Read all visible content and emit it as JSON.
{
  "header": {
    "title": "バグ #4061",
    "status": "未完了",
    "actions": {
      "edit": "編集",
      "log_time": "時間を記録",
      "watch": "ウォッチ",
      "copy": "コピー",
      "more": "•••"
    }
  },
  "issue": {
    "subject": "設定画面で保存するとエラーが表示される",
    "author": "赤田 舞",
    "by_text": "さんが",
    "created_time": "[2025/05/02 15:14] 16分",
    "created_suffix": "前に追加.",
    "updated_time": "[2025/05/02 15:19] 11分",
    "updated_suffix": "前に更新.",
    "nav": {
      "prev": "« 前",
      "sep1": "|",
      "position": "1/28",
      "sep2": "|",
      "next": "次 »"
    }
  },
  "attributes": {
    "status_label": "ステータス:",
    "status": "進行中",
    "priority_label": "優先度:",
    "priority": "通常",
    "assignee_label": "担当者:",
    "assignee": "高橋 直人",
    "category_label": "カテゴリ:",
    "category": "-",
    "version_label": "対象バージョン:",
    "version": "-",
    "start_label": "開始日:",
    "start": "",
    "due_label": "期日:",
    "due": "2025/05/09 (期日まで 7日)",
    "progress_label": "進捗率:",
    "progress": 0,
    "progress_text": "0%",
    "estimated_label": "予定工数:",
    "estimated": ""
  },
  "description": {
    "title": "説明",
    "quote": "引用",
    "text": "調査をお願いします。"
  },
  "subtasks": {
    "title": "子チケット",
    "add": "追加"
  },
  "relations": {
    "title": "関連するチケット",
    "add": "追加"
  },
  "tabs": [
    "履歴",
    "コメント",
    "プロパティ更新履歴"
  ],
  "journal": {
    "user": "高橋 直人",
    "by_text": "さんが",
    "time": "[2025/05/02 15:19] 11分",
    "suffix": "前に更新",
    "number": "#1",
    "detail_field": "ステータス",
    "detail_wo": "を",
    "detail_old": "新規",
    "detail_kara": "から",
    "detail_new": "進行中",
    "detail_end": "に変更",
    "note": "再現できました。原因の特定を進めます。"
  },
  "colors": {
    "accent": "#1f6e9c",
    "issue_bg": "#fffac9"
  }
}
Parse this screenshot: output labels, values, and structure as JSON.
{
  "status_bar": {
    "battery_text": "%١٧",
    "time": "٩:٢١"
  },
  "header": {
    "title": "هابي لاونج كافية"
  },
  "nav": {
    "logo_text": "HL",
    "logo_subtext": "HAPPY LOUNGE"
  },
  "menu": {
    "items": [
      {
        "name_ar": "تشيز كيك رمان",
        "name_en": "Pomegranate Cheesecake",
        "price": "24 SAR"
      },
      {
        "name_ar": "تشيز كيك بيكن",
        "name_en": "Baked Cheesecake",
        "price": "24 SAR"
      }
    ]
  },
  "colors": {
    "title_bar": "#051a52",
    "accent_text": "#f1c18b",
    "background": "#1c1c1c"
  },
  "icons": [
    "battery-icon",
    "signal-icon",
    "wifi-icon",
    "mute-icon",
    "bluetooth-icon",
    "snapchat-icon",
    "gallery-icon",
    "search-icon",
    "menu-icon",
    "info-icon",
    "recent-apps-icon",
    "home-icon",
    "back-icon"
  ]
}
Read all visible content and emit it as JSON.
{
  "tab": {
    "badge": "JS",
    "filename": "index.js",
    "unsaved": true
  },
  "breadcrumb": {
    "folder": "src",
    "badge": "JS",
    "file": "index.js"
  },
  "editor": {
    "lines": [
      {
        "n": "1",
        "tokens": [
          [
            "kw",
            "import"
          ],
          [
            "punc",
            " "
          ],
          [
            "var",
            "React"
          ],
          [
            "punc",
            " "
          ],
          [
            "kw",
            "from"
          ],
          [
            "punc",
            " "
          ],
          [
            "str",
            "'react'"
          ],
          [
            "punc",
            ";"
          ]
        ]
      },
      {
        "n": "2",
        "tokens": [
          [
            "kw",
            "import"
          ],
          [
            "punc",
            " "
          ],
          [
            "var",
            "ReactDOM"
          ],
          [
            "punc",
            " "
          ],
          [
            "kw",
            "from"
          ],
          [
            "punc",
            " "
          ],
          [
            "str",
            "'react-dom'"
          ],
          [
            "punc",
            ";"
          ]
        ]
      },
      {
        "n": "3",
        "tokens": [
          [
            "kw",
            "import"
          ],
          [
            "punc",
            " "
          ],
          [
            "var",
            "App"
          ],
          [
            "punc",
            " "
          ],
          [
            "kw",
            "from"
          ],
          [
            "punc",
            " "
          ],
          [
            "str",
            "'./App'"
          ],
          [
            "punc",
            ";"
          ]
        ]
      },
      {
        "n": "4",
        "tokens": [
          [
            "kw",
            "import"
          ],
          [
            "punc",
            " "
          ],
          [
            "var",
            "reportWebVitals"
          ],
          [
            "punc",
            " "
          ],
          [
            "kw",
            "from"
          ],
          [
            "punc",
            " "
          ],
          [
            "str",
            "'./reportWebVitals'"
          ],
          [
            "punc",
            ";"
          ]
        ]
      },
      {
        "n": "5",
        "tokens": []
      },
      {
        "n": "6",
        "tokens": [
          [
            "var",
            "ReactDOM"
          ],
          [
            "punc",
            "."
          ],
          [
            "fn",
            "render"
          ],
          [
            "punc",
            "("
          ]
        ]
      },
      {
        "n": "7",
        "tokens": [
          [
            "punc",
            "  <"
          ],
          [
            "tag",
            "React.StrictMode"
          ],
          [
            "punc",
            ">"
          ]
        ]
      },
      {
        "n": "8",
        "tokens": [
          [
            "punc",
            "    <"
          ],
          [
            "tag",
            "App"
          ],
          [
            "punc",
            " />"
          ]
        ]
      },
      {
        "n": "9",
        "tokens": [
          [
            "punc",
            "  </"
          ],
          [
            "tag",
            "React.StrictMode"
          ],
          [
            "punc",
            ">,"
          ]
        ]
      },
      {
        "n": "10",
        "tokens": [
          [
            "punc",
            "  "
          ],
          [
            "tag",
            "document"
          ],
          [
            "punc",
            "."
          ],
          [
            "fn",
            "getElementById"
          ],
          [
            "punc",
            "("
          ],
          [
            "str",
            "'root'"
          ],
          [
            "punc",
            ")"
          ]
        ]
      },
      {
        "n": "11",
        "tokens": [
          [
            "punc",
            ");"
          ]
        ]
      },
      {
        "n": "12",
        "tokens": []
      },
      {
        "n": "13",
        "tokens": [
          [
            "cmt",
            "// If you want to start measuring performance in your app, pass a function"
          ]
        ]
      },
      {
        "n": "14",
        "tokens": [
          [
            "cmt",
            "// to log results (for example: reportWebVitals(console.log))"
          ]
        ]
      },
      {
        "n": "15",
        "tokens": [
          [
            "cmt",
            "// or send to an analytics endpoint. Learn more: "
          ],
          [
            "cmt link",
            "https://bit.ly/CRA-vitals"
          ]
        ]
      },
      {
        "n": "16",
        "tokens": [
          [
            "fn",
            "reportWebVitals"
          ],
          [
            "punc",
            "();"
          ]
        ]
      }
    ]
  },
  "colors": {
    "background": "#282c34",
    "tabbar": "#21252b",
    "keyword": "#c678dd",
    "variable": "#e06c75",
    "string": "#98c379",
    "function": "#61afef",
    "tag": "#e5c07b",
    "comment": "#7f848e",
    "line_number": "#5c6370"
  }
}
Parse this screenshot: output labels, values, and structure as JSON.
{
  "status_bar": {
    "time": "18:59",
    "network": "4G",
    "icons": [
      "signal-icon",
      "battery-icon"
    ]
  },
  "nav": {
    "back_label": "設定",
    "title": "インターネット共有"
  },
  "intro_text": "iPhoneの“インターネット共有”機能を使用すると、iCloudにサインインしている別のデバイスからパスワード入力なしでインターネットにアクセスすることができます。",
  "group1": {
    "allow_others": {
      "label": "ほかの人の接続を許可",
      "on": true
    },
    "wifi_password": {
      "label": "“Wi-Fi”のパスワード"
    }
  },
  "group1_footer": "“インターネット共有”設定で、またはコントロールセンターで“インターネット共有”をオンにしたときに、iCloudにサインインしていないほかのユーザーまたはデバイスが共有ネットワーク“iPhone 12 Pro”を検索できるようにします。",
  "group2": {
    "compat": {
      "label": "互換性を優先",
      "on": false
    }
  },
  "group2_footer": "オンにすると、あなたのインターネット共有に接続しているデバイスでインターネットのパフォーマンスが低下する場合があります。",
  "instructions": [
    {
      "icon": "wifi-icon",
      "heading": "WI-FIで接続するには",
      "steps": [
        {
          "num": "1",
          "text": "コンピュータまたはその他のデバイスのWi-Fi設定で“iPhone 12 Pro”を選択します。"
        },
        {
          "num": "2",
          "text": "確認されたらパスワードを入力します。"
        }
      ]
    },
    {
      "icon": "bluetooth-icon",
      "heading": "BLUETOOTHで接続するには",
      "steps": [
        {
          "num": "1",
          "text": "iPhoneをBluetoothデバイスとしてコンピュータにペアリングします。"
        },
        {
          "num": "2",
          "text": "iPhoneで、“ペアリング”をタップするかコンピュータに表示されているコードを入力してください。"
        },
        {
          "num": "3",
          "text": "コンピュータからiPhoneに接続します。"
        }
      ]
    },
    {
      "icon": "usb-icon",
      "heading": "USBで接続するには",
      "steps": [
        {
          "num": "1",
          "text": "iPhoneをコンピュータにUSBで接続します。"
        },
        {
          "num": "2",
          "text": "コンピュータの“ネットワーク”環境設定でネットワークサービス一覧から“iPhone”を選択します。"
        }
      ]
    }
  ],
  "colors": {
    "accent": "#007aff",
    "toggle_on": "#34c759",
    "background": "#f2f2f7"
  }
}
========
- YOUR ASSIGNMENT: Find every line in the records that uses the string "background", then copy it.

- TASK ANSWER:
    "background": "#1c1c1c"
    "background": "#282c34",
    "background": "#f2f2f7"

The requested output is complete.